The House unanimously passed a Senate resolution calling on the U.S. government to oppose the United Nations’ control of the Internet.
As originally reported by the Hill, the 397-to-0 vote is intended to send a clear signal to the delegates gathering at the UN’s telecommunications conference next week.
The UN will meet in Dubai to update an international telecom treaty; rumors have been flying for weeks that discussions of greater controls of the Internet will be on the agenda.
Any attempts to implement more stringent web regulations will be met with opposition from interest groups in the U.S. California Congresswoman Anna Eshoo, representative for the 14th district, said on the hosue floor that the U.S. will continue to stand by the “open structure, multi-stakehoder approach that has guided the Internet over the last two decades.” Eshoo represents parts of San Mateo and Santa Clara counties — a stretch of Silicon Valley that is home to countless venture capital firms, startups, and tech giants.

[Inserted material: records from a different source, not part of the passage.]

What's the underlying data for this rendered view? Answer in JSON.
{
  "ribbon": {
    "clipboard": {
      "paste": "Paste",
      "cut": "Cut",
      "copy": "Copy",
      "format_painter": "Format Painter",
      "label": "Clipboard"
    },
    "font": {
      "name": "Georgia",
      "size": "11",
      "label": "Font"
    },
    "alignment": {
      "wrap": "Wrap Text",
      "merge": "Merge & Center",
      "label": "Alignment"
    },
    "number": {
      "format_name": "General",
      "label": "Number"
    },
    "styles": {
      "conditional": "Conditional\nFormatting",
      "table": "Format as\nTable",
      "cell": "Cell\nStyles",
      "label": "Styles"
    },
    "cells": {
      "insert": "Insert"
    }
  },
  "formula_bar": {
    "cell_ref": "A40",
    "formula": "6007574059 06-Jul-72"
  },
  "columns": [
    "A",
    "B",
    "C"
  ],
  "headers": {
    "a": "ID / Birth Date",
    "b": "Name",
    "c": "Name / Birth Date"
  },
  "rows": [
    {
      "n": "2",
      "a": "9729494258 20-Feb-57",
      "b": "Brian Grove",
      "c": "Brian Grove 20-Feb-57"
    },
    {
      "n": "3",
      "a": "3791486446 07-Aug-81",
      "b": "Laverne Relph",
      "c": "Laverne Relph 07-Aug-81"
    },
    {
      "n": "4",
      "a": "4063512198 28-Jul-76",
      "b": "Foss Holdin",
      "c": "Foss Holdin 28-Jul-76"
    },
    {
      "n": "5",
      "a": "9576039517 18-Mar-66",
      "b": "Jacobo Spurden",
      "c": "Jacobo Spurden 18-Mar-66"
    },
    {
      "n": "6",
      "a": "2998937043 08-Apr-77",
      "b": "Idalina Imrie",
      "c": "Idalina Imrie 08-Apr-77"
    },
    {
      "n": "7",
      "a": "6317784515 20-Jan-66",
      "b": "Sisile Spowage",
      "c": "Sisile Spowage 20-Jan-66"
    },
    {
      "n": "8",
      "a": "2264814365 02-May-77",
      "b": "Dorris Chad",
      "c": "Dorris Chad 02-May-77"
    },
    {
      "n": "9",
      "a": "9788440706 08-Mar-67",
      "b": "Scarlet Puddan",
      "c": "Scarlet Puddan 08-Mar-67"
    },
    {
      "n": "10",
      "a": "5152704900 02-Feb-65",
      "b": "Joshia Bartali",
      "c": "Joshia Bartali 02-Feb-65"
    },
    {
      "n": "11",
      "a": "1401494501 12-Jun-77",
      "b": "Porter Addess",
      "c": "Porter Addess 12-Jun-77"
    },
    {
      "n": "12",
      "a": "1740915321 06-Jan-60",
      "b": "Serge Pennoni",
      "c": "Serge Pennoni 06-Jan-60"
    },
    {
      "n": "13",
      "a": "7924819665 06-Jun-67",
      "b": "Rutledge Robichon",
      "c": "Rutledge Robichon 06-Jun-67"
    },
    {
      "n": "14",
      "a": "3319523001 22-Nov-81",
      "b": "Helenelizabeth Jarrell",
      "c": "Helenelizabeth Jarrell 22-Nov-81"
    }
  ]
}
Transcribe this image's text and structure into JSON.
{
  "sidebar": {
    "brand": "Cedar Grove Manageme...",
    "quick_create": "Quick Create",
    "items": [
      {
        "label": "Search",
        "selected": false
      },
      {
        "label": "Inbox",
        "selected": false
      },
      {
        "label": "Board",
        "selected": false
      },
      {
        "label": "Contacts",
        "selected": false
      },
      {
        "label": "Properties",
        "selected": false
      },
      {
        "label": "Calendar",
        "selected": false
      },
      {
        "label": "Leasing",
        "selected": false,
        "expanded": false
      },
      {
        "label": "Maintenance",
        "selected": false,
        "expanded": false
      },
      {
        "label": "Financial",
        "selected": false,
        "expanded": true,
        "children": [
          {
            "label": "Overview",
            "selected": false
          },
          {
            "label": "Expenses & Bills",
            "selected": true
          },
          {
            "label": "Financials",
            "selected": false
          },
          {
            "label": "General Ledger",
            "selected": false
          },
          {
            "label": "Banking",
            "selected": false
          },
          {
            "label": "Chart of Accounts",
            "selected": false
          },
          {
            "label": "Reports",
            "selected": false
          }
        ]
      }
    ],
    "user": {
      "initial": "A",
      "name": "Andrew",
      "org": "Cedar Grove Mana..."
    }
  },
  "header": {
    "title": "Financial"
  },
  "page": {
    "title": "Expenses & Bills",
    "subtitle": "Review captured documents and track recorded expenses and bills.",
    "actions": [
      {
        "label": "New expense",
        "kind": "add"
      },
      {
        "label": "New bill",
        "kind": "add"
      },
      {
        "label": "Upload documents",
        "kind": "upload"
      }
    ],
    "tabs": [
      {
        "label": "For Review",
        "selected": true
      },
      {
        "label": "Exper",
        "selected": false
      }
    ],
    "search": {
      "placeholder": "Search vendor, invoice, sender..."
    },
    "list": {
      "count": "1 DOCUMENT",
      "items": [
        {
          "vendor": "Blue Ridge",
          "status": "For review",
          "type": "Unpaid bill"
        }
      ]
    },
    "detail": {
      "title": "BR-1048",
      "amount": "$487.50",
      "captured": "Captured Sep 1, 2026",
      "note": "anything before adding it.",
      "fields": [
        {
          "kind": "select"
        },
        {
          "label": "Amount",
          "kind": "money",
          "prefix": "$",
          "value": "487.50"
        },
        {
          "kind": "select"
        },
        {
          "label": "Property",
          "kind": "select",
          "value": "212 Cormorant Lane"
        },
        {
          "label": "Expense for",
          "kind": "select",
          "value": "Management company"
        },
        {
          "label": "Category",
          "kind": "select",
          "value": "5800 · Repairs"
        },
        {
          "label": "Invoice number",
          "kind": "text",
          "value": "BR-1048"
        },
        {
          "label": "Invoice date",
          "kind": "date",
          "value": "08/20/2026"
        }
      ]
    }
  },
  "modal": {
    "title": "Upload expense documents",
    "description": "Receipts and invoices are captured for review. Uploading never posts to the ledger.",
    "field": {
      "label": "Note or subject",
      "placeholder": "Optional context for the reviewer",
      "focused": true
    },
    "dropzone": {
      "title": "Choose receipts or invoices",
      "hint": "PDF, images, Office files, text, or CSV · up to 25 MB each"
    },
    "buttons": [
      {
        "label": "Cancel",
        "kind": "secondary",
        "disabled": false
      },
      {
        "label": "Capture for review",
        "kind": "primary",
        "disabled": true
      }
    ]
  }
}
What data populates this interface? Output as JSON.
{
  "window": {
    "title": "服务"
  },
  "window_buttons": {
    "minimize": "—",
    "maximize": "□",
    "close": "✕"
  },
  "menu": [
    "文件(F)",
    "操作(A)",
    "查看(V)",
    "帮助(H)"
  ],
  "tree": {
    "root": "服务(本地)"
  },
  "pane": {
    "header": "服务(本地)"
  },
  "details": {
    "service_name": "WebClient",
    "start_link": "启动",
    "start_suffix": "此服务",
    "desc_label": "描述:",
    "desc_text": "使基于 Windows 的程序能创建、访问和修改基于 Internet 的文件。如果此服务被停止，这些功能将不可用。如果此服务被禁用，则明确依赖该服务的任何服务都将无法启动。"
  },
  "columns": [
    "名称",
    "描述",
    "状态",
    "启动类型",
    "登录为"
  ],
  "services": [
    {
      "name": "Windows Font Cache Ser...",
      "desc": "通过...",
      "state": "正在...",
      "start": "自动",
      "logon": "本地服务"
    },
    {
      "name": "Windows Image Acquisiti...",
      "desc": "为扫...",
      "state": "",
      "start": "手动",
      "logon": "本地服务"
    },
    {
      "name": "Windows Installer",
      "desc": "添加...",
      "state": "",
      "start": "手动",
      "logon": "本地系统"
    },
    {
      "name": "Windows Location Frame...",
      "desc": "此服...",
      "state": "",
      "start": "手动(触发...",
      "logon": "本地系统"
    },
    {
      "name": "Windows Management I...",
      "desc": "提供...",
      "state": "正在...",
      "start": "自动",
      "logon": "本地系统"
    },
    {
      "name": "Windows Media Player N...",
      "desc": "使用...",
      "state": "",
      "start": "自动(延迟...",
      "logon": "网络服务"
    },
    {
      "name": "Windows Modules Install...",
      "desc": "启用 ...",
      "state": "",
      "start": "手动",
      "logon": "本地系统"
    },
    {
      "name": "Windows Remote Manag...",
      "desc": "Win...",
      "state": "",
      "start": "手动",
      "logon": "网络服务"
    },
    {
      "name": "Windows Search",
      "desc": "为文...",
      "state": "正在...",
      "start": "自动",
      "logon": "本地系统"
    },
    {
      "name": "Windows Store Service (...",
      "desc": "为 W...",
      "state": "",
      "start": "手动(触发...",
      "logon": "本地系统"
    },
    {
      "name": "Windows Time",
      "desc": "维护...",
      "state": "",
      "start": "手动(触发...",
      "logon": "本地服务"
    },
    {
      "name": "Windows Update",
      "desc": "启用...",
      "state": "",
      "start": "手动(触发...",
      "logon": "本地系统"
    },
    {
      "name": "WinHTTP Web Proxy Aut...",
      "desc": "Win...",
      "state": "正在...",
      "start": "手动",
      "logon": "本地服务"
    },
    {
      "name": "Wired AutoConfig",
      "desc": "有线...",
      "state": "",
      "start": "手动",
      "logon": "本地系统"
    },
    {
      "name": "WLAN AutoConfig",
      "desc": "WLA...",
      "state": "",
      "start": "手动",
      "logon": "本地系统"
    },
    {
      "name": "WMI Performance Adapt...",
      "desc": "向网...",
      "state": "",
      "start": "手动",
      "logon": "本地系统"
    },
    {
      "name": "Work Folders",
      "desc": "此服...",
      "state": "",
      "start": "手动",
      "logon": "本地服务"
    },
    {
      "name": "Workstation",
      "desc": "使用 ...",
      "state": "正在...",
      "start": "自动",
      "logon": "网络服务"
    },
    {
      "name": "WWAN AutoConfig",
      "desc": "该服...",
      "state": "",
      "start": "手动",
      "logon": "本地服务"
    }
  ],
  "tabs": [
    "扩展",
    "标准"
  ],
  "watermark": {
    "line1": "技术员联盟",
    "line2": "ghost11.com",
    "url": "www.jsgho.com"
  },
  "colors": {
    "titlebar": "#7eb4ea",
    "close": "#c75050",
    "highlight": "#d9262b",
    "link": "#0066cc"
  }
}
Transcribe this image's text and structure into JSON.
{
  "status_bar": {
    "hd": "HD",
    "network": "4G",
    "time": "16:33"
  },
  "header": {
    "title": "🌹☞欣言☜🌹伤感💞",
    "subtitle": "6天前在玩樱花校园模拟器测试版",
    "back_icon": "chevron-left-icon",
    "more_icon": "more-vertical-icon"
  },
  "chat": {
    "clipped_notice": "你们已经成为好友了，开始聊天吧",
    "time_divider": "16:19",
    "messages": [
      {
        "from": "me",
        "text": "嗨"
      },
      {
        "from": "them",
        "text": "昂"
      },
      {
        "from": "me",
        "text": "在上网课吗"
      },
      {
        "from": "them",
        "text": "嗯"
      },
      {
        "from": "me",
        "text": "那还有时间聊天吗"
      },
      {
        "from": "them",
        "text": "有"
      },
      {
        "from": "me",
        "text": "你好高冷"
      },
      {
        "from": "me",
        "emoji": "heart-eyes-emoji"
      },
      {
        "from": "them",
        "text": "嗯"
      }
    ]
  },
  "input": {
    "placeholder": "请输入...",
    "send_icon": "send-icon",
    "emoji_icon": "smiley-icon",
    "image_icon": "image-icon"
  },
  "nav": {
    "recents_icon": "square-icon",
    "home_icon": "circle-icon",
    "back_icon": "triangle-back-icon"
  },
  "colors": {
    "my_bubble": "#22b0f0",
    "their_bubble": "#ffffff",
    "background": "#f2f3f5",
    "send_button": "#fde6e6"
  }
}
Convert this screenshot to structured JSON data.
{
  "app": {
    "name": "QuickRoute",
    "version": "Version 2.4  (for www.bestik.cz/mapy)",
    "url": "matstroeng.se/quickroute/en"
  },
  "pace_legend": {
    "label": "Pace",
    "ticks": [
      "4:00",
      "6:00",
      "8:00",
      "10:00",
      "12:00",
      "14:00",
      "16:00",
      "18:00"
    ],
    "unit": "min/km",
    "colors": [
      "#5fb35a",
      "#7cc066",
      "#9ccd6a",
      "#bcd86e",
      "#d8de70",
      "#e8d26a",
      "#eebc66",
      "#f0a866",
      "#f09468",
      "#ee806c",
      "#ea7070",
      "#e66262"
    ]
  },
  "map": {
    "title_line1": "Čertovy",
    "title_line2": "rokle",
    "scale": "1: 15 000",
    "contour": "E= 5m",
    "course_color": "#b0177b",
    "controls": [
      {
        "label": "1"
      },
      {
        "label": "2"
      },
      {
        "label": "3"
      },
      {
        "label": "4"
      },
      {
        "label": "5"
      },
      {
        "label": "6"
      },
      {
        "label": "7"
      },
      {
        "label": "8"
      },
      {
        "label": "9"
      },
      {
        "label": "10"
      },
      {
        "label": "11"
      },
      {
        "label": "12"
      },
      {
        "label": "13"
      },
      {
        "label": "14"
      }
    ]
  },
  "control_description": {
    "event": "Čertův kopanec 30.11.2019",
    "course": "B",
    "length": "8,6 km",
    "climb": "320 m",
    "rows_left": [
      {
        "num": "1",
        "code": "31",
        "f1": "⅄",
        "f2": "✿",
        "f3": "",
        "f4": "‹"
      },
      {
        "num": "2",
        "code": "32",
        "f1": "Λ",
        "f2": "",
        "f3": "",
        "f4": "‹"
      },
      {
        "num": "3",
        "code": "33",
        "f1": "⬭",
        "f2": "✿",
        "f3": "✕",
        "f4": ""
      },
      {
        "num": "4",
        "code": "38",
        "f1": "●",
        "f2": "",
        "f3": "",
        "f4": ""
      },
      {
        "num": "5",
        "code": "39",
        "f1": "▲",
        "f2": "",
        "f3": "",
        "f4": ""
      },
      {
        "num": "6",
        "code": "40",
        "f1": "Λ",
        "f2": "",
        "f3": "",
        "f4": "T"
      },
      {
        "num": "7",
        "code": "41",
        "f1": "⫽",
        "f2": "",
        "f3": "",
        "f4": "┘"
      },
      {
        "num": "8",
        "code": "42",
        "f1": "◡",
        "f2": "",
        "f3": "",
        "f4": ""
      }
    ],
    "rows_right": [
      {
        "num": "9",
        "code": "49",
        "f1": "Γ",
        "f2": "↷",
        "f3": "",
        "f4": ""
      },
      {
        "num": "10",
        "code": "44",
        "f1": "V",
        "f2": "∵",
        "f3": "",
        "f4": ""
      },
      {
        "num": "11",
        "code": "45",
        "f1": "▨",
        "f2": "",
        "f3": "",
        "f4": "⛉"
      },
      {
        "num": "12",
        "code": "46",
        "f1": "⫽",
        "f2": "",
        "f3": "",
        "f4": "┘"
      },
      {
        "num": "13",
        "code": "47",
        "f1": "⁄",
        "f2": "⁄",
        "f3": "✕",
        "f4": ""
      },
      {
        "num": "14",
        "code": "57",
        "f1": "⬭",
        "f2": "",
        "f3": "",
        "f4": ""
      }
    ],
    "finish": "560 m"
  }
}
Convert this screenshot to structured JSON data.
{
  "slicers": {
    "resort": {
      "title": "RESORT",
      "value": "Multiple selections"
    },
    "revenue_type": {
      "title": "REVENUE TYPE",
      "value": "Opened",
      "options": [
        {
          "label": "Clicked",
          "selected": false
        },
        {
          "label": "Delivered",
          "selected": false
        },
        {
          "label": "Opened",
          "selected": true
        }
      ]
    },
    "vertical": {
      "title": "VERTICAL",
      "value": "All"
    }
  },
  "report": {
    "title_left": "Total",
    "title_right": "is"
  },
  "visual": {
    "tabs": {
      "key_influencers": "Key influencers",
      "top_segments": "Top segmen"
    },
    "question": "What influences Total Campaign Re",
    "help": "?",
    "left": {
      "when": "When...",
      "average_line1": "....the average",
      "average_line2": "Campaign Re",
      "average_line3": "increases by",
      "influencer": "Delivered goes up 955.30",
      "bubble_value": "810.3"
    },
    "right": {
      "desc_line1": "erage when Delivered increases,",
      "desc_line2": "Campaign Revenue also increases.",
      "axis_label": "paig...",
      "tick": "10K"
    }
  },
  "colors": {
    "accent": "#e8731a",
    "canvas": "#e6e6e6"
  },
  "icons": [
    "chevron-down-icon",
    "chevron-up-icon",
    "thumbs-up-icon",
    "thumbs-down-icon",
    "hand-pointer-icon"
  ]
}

Eshoo pointed out that Republicans and Democrats were aligned on this issue:
“I think we are very, very proud that there is not only bipartisan, but bicameral support underlying this revolution, and there is complete support across the Executive Branch of our government. In other words, the United States of America is totally unified.”
The 11-day conference will review the codes that were last reviewed in the Web’s infancy. Technology giants at the Dubai conference — including envoys from Google and Microsoft — fear that a UN oversight on Internet security could be used by nations such as China and Russia to justify rolling black-outs and increased Web monitoring.
Representative Greg Walden (R-Ore.) said on the house floor that Russian President Vladamir Putin has spoken positively about the UN governing the Internet.
Walden said that representatives from the Federal Communications Commission (FCC) and Congress will attend the conference in Dubai to “keep an eye” on proceedings.
The question of who should control the Internet — the United States or the United Nations — has been raging for over a decade. In 2005, a global consortium gathered in Tunisia to discuss the digital divide between rich and poor. As Slate Magazine put it, the U.S. may be able to impose sanctions including shutting down websites, but it does not rule the Internet. The California nonprofit ICANN (Internet Corporation for Assigned Names and Numbers) has directed traffic on the Web since 1998.
With over half of Internet users in Asia, the debate continues to rage whether a global body like the UN would be better equipped to regulate the web.